They are particularly important in larger projects where there are subcontractor labor costs or you will be purchasing items of behalf of the client (like plug-ins and stock graphics). You don’t want your agency to get stuck paying them, without having received payment from your client.
Again, remember this isn’t just about getting payment; it’s about keeping the project on schedule.
At the End of the Project
A Successful Conclusion
We hope that all of our projects end on time, on budget, and with a happy client. We know that doesn’t always happen. Your communications strategy and your contract should anticipate and accommodate a variety of scenarios at the end of a project.
When the project completes normally, who will be responsible for site maintenance and updates? You’ll need to clarify that in writing. (It’s very important that sites are fully protected and up-to-date when they launch, and that they’re maintained in that condition. You want to push the client as hard as possible to get those arrangements in place before launch, whether they choose that service from your agency or not).
If you plan to use the site in your agency portfolio, do the client the courtesy of confirming that (even if it’s in your contract already—as it should be).
A Premature End to the Project
Not every project ends as it should. And it doesn’t have to be a bad situation if it’s handled professionally. Your agency’s goals have to be:
1. Get all payments due to your agency
2. Complete work that has been paid for
3. Ensure client understands the reason(s) project did not complete
4. Ensure client understands their options
While it is not always possible to keep feathers from being ruffled when a project is canceled, maintaining a businesslike tone throughout will always offer the best results.
Making Good Communication an Agency Strategy
Good communication isn’t a one-time thing or a part-time pursuit. It should be integral to your business strategy and, by including it at the end of this post, we are not suggesting that it is an afterthought.

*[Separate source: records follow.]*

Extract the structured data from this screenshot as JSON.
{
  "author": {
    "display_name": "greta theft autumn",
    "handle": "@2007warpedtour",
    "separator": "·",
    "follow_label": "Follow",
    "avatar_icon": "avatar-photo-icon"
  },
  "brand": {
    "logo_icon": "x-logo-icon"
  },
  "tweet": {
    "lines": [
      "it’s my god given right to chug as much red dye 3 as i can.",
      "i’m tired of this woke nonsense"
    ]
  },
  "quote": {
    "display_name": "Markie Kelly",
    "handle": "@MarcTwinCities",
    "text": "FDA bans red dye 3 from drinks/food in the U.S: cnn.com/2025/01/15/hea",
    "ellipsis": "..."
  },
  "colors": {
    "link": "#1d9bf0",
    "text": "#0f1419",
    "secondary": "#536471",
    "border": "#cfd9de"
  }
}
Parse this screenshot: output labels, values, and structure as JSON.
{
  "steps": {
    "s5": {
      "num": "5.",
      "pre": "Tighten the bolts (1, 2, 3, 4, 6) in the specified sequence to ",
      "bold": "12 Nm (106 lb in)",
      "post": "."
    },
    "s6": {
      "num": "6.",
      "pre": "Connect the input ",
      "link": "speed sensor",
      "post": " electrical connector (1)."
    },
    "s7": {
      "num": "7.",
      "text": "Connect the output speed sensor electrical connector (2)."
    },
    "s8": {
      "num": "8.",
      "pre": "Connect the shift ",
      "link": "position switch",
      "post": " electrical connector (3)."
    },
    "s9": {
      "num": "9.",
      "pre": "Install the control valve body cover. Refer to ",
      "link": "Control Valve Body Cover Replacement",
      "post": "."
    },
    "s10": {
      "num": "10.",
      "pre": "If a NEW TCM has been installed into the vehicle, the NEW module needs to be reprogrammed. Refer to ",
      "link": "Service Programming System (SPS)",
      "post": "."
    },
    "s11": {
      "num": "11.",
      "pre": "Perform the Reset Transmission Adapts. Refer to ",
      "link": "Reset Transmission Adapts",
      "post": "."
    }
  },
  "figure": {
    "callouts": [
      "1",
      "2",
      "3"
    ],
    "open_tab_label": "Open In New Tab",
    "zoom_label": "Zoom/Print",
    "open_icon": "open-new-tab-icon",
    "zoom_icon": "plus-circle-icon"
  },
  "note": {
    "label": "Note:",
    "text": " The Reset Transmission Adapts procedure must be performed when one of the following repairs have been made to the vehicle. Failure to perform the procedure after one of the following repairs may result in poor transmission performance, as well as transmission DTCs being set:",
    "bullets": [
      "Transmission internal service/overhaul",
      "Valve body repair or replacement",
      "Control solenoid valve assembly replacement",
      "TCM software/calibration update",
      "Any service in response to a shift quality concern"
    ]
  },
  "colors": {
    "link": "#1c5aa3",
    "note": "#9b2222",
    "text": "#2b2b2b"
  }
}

We hope you will make full use of the EmailPRO™ scripts and make them part of an overall agency communications strategy. We welcome any comments or suggestions on the product, or stories of how you’ve made use of them.